INSTRUCTIONS TO FOLLOW =>
Every line of the listing must be repeated in the answer without alteration.

EXTRACTED INFORMATION =>
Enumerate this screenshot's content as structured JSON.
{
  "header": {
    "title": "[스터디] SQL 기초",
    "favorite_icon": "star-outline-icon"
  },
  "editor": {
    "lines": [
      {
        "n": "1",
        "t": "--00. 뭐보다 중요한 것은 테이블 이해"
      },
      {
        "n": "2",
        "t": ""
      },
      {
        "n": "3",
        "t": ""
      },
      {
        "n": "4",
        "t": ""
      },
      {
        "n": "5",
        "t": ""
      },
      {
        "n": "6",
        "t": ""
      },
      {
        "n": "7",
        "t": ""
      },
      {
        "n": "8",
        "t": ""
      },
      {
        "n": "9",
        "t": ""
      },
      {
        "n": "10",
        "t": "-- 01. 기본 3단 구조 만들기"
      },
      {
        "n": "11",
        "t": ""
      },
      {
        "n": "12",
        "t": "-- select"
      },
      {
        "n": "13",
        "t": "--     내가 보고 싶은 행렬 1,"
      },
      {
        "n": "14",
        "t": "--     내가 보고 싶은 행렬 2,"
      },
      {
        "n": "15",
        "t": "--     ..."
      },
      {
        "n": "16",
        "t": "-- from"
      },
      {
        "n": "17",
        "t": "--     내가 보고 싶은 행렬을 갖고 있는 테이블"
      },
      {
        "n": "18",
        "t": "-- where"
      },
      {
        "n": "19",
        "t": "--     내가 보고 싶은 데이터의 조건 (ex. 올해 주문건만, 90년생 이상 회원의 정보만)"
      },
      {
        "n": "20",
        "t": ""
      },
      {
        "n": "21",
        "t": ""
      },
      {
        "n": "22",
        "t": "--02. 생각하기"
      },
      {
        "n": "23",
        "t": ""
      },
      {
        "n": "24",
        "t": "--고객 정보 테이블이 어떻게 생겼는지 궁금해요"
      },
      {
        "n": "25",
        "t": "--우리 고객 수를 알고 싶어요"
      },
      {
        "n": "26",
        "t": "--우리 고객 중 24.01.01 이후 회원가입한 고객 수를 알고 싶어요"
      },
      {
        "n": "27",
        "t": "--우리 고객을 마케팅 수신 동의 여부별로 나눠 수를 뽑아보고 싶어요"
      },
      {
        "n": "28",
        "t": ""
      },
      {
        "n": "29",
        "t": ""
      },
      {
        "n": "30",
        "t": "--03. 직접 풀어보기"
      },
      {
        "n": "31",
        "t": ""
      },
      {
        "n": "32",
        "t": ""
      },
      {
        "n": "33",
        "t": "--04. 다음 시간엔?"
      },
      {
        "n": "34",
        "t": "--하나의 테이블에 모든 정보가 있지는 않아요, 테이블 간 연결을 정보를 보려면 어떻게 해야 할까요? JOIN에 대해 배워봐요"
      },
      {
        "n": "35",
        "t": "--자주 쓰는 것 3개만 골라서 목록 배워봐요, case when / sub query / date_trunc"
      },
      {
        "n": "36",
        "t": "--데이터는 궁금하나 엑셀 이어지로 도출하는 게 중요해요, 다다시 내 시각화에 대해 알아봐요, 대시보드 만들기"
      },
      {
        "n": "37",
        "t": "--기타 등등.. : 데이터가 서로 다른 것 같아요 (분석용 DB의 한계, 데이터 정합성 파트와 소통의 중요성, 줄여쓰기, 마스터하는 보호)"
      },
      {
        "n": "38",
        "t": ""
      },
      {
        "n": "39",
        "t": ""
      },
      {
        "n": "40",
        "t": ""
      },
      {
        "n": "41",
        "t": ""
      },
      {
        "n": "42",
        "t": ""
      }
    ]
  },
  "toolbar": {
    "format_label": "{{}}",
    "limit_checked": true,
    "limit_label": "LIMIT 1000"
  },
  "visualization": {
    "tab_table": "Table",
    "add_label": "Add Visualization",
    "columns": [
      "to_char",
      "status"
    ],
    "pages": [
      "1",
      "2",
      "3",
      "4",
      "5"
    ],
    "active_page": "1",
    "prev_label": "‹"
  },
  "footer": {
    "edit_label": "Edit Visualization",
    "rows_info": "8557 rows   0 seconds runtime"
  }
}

SOLUTION FOR THIS TASK =>
Enumerate this screenshot's content as structured JSON.
{
  "header": {
    "title": "[스터디] SQL 기초",
    "favorite_icon": "star-outline-icon"
  },
  "editor": {
    "lines": [
      {
        "n": "1",
        "t": "--00. 뭐보다 중요한 것은 테이블 이해"
      },
      {
        "n": "2",
        "t": ""
      },
      {
        "n": "3",
        "t": ""
      },
      {
        "n": "4",
        "t": ""
      },
      {
        "n": "5",
        "t": ""
      },
      {
        "n": "6",
        "t": ""
      },
      {
        "n": "7",
        "t": ""
      },
      {
        "n": "8",
        "t": ""
      },
      {
        "n": "9",
        "t": ""
      },
      {
        "n": "10",
        "t": "-- 01. 기본 3단 구조 만들기"
      },
      {
        "n": "11",
        "t": ""
      },
      {
        "n": "12",
        "t": "-- select"
      },
      {
        "n": "13",
        "t": "--     내가 보고 싶은 행렬 1,"
      },
      {
        "n": "14",
        "t": "--     내가 보고 싶은 행렬 2,"
      },
      {
        "n": "15",
        "t": "--     ..."
      },
      {
        "n": "16",
        "t": "-- from"
      },
      {
        "n": "17",
        "t": "--     내가 보고 싶은 행렬을 갖고 있는 테이블"
      },
      {
        "n": "18",
        "t": "-- where"
      },
      {
        "n": "19",
        "t": "--     내가 보고 싶은 데이터의 조건 (ex. 올해 주문건만, 90년생 이상 회원의 정보만)"
      },
      {
        "n": "20",
        "t": ""
      },
      {
        "n": "21",
        "t": ""
      },
      {
        "n": "22",
        "t": "--02. 생각하기"
      },
      {
        "n": "23",
        "t": ""
      },
      {
        "n": "24",
        "t": "--고객 정보 테이블이 어떻게 생겼는지 궁금해요"
      },
      {
        "n": "25",
        "t": "--우리 고객 수를 알고 싶어요"
      },
      {
        "n": "26",
        "t": "--우리 고객 중 24.01.01 이후 회원가입한 고객 수를 알고 싶어요"
      },
      {
        "n": "27",
        "t": "--우리 고객을 마케팅 수신 동의 여부별로 나눠 수를 뽑아보고 싶어요"
      },
      {
        "n": "28",
        "t": ""
      },
      {
        "n": "29",
        "t": ""
      },
      {
        "n": "30",
        "t": "--03. 직접 풀어보기"
      },
      {
        "n": "31",
        "t": ""
      },
      {
        "n": "32",
        "t": ""
      },
      {
        "n": "33",
        "t": "--04. 다음 시간엔?"
      },
      {
        "n": "34",
        "t": "--하나의 테이블에 모든 정보가 있지는 않아요, 테이블 간 연결을 정보를 보려면 어떻게 해야 할까요? JOIN에 대해 배워봐요"
      },
      {
        "n": "35",
        "t": "--자주 쓰는 것 3개만 골라서 목록 배워봐요, case when / sub query / date_trunc"
      },
      {
        "n": "36",
        "t": "--데이터는 궁금하나 엑셀 이어지로 도출하는 게 중요해요, 다다시 내 시각화에 대해 알아봐요, 대시보드 만들기"
      },
      {
        "n": "37",
        "t": "--기타 등등.. : 데이터가 서로 다른 것 같아요 (분석용 DB의 한계, 데이터 정합성 파트와 소통의 중요성, 줄여쓰기, 마스터하는 보호)"
      },
      {
        "n": "38",
        "t": ""
      },
      {
        "n": "39",
        "t": ""
      },
      {
        "n": "40",
        "t": ""
      },
      {
        "n": "41",
        "t": ""
      },
      {
        "n": "42",
        "t": ""
      }
    ]
  },
  "toolbar": {
    "format_label": "{{}}",
    "limit_checked": true,
    "limit_label": "LIMIT 1000"
  },
  "visualization": {
    "tab_table": "Table",
    "add_label": "Add Visualization",
    "columns": [
      "to_char",
      "status"
    ],
    "pages": [
      "1",
      "2",
      "3",
      "4",
      "5"
    ],
    "active_page": "1",
    "prev_label": "‹"
  },
  "footer": {
    "edit_label": "Edit Visualization",
    "rows_info": "8557 rows   0 seconds runtime"
  }
}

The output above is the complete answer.